(Data records)
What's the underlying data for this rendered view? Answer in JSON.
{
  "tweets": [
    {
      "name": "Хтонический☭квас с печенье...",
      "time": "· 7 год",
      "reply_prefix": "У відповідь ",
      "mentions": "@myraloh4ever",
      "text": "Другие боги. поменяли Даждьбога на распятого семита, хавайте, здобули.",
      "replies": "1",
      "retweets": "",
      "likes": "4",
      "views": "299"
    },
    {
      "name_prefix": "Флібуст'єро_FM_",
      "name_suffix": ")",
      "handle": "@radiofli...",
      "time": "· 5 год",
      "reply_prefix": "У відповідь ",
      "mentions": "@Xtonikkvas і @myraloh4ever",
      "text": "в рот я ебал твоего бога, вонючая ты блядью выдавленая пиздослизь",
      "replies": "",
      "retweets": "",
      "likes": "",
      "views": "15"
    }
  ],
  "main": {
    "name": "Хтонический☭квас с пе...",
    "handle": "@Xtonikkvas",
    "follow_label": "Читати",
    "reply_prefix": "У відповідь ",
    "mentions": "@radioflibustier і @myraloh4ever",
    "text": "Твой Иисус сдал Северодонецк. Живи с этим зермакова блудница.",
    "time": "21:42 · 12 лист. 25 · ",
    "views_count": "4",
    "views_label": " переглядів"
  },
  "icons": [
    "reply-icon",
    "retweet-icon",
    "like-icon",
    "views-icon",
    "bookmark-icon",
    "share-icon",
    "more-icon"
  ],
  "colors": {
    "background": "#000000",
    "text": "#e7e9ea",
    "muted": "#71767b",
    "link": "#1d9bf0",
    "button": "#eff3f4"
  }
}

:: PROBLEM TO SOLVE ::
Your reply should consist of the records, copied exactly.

:: REPLY TO THE TASK ::
What's the underlying data for this rendered view? Answer in JSON.
{
  "tweets": [
    {
      "name": "Хтонический☭квас с печенье...",
      "time": "· 7 год",
      "reply_prefix": "У відповідь ",
      "mentions": "@myraloh4ever",
      "text": "Другие боги. поменяли Даждьбога на распятого семита, хавайте, здобули.",
      "replies": "1",
      "retweets": "",
      "likes": "4",
      "views": "299"
    },
    {
      "name_prefix": "Флібуст'єро_FM_",
      "name_suffix": ")",
      "handle": "@radiofli...",
      "time": "· 5 год",
      "reply_prefix": "У відповідь ",
      "mentions": "@Xtonikkvas і @myraloh4ever",
      "text": "в рот я ебал твоего бога, вонючая ты блядью выдавленая пиздослизь",
      "replies": "",
      "retweets": "",
      "likes": "",
      "views": "15"
    }
  ],
  "main": {
    "name": "Хтонический☭квас с пе...",
    "handle": "@Xtonikkvas",
    "follow_label": "Читати",
    "reply_prefix": "У відповідь ",
    "mentions": "@radioflibustier і @myraloh4ever",
    "text": "Твой Иисус сдал Северодонецк. Живи с этим зермакова блудница.",
    "time": "21:42 · 12 лист. 25 · ",
    "views_count": "4",
    "views_label": " переглядів"
  },
  "icons": [
    "reply-icon",
    "retweet-icon",
    "like-icon",
    "views-icon",
    "bookmark-icon",
    "share-icon",
    "more-icon"
  ],
  "colors": {
    "background": "#000000",
    "text": "#e7e9ea",
    "muted": "#71767b",
    "link": "#1d9bf0",
    "button": "#eff3f4"
  }
}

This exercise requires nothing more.